Release of detained OEM products
Outbound shipments of OEM products may also be detained by local customs authorities in China. There is a visible trend demonstrating that goods are manufactured for export by a Chinese manufacturer based on a foreign registered trademark. While the foreign trademark right is identical or similar to a registered Chinese trademark recorded with the Chinese Customs, the Chinese courts will determine the OEM to be a non-infringing act.

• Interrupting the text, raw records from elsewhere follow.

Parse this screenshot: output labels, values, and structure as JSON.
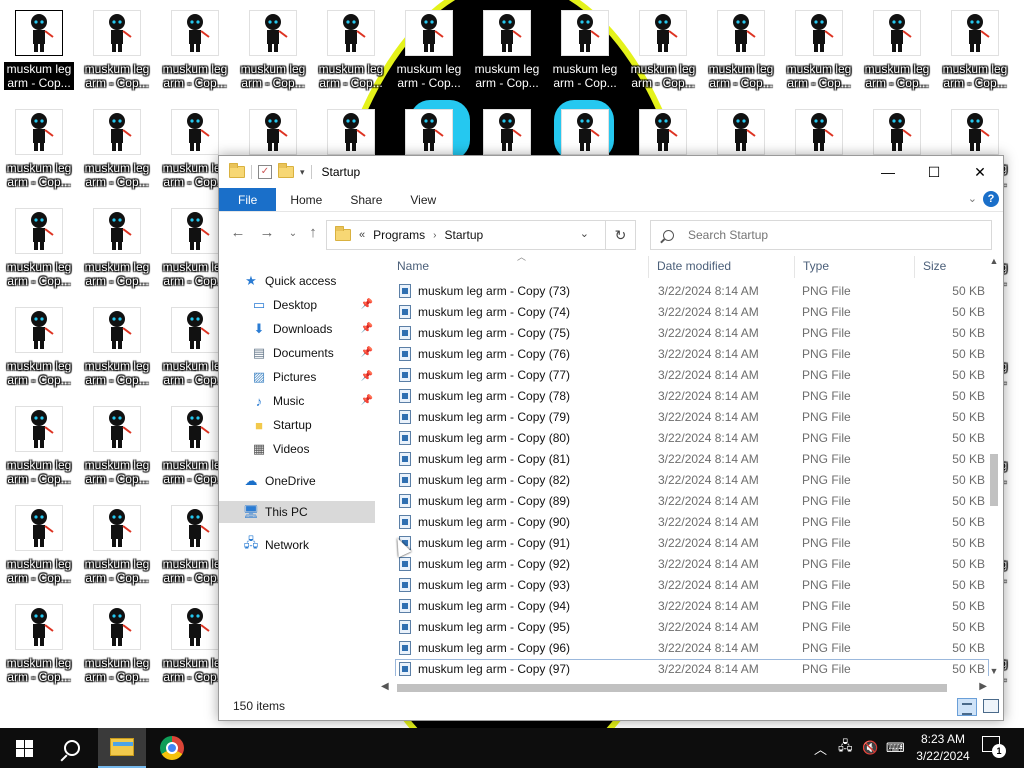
{
  "desktop": {
    "icon_label": "muskum leg arm - Cop...",
    "colors": {
      "wallpaper_face": "#000000",
      "wallpaper_outline": "#e4f21a",
      "wallpaper_eye": "#25c8f0"
    }
  },
  "window": {
    "title": "Startup",
    "controls": {
      "minimize": "—",
      "maximize": "☐",
      "close": "✕"
    },
    "ribbon_tabs": [
      "File",
      "Home",
      "Share",
      "View"
    ],
    "help": "?",
    "address": {
      "prefix": "«",
      "crumbs": [
        "Programs",
        "Startup"
      ]
    },
    "search": {
      "placeholder": "Search Startup"
    },
    "columns": {
      "name": "Name",
      "date": "Date modified",
      "type": "Type",
      "size": "Size"
    },
    "nav": {
      "quick_access": "Quick access",
      "pinned": [
        "Desktop",
        "Downloads",
        "Documents",
        "Pictures",
        "Music"
      ],
      "unpinned": [
        "Startup",
        "Videos"
      ],
      "onedrive": "OneDrive",
      "this_pc": "This PC",
      "network": "Network"
    },
    "files": [
      {
        "name": "muskum leg arm - Copy (73)",
        "date": "3/22/2024 8:14 AM",
        "type": "PNG File",
        "size": "50 KB"
      },
      {
        "name": "muskum leg arm - Copy (74)",
        "date": "3/22/2024 8:14 AM",
        "type": "PNG File",
        "size": "50 KB"
      },
      {
        "name": "muskum leg arm - Copy (75)",
        "date": "3/22/2024 8:14 AM",
        "type": "PNG File",
        "size": "50 KB"
      },
      {
        "name": "muskum leg arm - Copy (76)",
        "date": "3/22/2024 8:14 AM",
        "type": "PNG File",
        "size": "50 KB"
      },
      {
        "name": "muskum leg arm - Copy (77)",
        "date": "3/22/2024 8:14 AM",
        "type": "PNG File",
        "size": "50 KB"
      },
      {
        "name": "muskum leg arm - Copy (78)",
        "date": "3/22/2024 8:14 AM",
        "type": "PNG File",
        "size": "50 KB"
      },
      {
        "name": "muskum leg arm - Copy (79)",
        "date": "3/22/2024 8:14 AM",
        "type": "PNG File",
        "size": "50 KB"
      },
      {
        "name": "muskum leg arm - Copy (80)",
        "date": "3/22/2024 8:14 AM",
        "type": "PNG File",
        "size": "50 KB"
      },
      {
        "name": "muskum leg arm - Copy (81)",
        "date": "3/22/2024 8:14 AM",
        "type": "PNG File",
        "size": "50 KB"
      },
      {
        "name": "muskum leg arm - Copy (82)",
        "date": "3/22/2024 8:14 AM",
        "type": "PNG File",
        "size": "50 KB"
      },
      {
        "name": "muskum leg arm - Copy (89)",
        "date": "3/22/2024 8:14 AM",
        "type": "PNG File",
        "size": "50 KB"
      },
      {
        "name": "muskum leg arm - Copy (90)",
        "date": "3/22/2024 8:14 AM",
        "type": "PNG File",
        "size": "50 KB"
      },
      {
        "name": "muskum leg arm - Copy (91)",
        "date": "3/22/2024 8:14 AM",
        "type": "PNG File",
        "size": "50 KB"
      },
      {
        "name": "muskum leg arm - Copy (92)",
        "date": "3/22/2024 8:14 AM",
        "type": "PNG File",
        "size": "50 KB"
      },
      {
        "name": "muskum leg arm - Copy (93)",
        "date": "3/22/2024 8:14 AM",
        "type": "PNG File",
        "size": "50 KB"
      },
      {
        "name": "muskum leg arm - Copy (94)",
        "date": "3/22/2024 8:14 AM",
        "type": "PNG File",
        "size": "50 KB"
      },
      {
        "name": "muskum leg arm - Copy (95)",
        "date": "3/22/2024 8:14 AM",
        "type": "PNG File",
        "size": "50 KB"
      },
      {
        "name": "muskum leg arm - Copy (96)",
        "date": "3/22/2024 8:14 AM",
        "type": "PNG File",
        "size": "50 KB"
      },
      {
        "name": "muskum leg arm - Copy (97)",
        "date": "3/22/2024 8:14 AM",
        "type": "PNG File",
        "size": "50 KB"
      }
    ],
    "status": "150 items",
    "colors": {
      "accent": "#1a6fc9",
      "selected_nav": "#d9d9d9",
      "header_text": "#4c607a"
    }
  },
  "taskbar": {
    "time": "8:23 AM",
    "date": "3/22/2024",
    "notifications": "1",
    "tray_icons": [
      "chevron-up-icon",
      "network-icon",
      "volume-muted-icon",
      "ime-icon"
    ]
  }
}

The courts have held that the main function of a trademark is to distinguish the source of goods and services, and a trademark functions only when the goods enter the Chinese market. Accordingly, if goods manufactured with a foreign trademark are for export only and are not to be sold in China, there will be no resulting confusion in the Chinese marketplace. Thus, OEM manufacturing would not jeopardise the interests of the registrant of a Chinese trademark. In the meantime, the buyer of the OEM products must make an effort to monitor its own supply chain as well as the Chinese market, to ensure that the shipped OEM goods never appear in China for the purposes of sale through any channel.
To file an OEM claim, the consignor or exporter must submit a full set of documents evidencing the nature of the OEM detained goods.

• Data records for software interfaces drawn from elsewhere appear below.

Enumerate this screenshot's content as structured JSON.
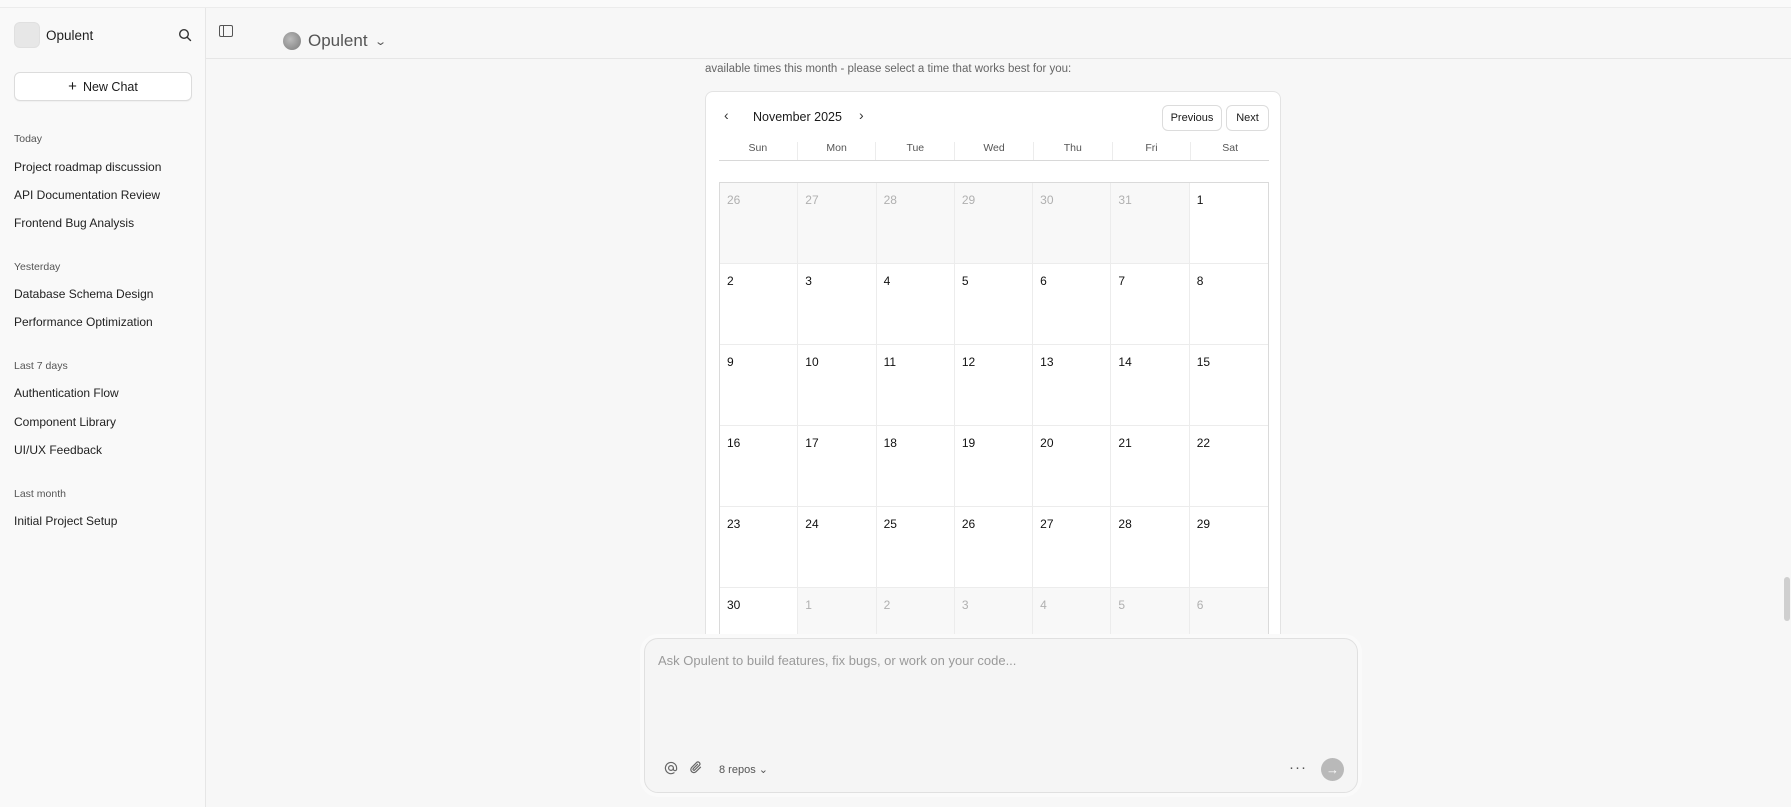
{
  "sidebar": {
    "workspace_name": "Opulent",
    "new_chat_label": "New Chat",
    "sections": [
      {
        "title": "Today",
        "items": [
          "Project roadmap discussion",
          "API Documentation Review",
          "Frontend Bug Analysis"
        ]
      },
      {
        "title": "Yesterday",
        "items": [
          "Database Schema Design",
          "Performance Optimization"
        ]
      },
      {
        "title": "Last 7 days",
        "items": [
          "Authentication Flow",
          "Component Library",
          "UI/UX Feedback"
        ]
      },
      {
        "title": "Last month",
        "items": [
          "Initial Project Setup"
        ]
      }
    ]
  },
  "header": {
    "model_name": "Opulent"
  },
  "message": {
    "text": "available times this month - please select a time that works best for you:"
  },
  "calendar": {
    "month_label": "November 2025",
    "previous_label": "Previous",
    "next_label": "Next",
    "weekdays": [
      "Sun",
      "Mon",
      "Tue",
      "Wed",
      "Thu",
      "Fri",
      "Sat"
    ],
    "days": [
      {
        "d": "26",
        "out": true
      },
      {
        "d": "27",
        "out": true
      },
      {
        "d": "28",
        "out": true
      },
      {
        "d": "29",
        "out": true
      },
      {
        "d": "30",
        "out": true
      },
      {
        "d": "31",
        "out": true
      },
      {
        "d": "1",
        "out": false
      },
      {
        "d": "2",
        "out": false
      },
      {
        "d": "3",
        "out": false
      },
      {
        "d": "4",
        "out": false
      },
      {
        "d": "5",
        "out": false
      },
      {
        "d": "6",
        "out": false
      },
      {
        "d": "7",
        "out": false
      },
      {
        "d": "8",
        "out": false
      },
      {
        "d": "9",
        "out": false
      },
      {
        "d": "10",
        "out": false
      },
      {
        "d": "11",
        "out": false
      },
      {
        "d": "12",
        "out": false
      },
      {
        "d": "13",
        "out": false
      },
      {
        "d": "14",
        "out": false
      },
      {
        "d": "15",
        "out": false
      },
      {
        "d": "16",
        "out": false
      },
      {
        "d": "17",
        "out": false
      },
      {
        "d": "18",
        "out": false
      },
      {
        "d": "19",
        "out": false
      },
      {
        "d": "20",
        "out": false
      },
      {
        "d": "21",
        "out": false
      },
      {
        "d": "22",
        "out": false
      },
      {
        "d": "23",
        "out": false
      },
      {
        "d": "24",
        "out": false
      },
      {
        "d": "25",
        "out": false
      },
      {
        "d": "26",
        "out": false
      },
      {
        "d": "27",
        "out": false
      },
      {
        "d": "28",
        "out": false
      },
      {
        "d": "29",
        "out": false
      },
      {
        "d": "30",
        "out": false
      },
      {
        "d": "1",
        "out": true
      },
      {
        "d": "2",
        "out": true
      },
      {
        "d": "3",
        "out": true
      },
      {
        "d": "4",
        "out": true
      },
      {
        "d": "5",
        "out": true
      },
      {
        "d": "6",
        "out": true
      }
    ]
  },
  "composer": {
    "placeholder": "Ask Opulent to build features, fix bugs, or work on your code...",
    "repos_label": "8 repos"
  },
  "icons": {
    "search": "search-icon",
    "sidebar_toggle": "sidebar-toggle-icon",
    "at": "at-icon",
    "attach": "paperclip-icon",
    "more": "more-icon",
    "send": "send-icon"
  }
}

Collaboration with Customs on criminal cases
The quantity of infringing goods shipped outbound is large, and it is possible that a Customs detained case will develop into a criminal case.

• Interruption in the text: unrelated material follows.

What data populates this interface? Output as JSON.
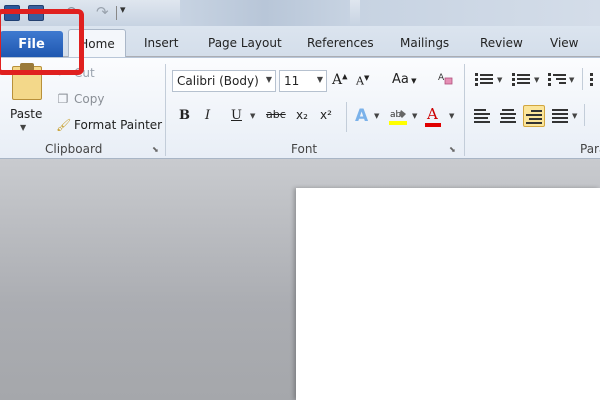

According to Article 26 of the regulations, on discovering any suspected criminal offence in providing IP rights protection, Customs will transfer the case to the police.
Customs is not the right authority to initiate a criminal investigation. However, the basis of such criminal cases is that Customs detains the suspected infringing products and the rights holder promptly follows up with Customs (applying for further detention and paying bonds). Moreover, Customs is the first authority to collect and handle evidence relating to the subsequent criminal case. Therefore, working with Customs on criminal cases should not be overlooked by the rights holder as the victim in the case.
Support in court-related measures
With respect to ex officio action, after the rights holder confirms the infringement and pays the requisite bond, a consignee or consignor presents Customs with a written explanation and evidence as to why its goods have not infringed any IP rights. In such cases, the rights holder must apply for an injunction or property preservation order from the relevant People’s Court. If the application for the injunction or property preservation order is approved and the order is presented to Customs, Customs must assist in the execution of the order. If the application is denied, the detained goods will be released and the bond returned after the rights holder pays the related storage expenses.
With respect to passive protection, Customs is not permitted to engage in further investigation and the rights holder will have to file a lawsuit before the courts.
Considering that the rights holder has no direct access to detained products and relevant material and information, in court-related measures, support from Customs is important.
When discussing IP rights enforcement, infringement lawsuits and administrative and police raids will come up; while customs protection may not be considered as important. However, working with Chinese Customs is of great value for rights holders.
Undoubtedly, a thorough customs protection strategy and good customs protection action can significantly contribute to the efficient and cost-saving relief of infringement at an international level. The value and importance of customs protection in China should be taken seriously by rights holders globally.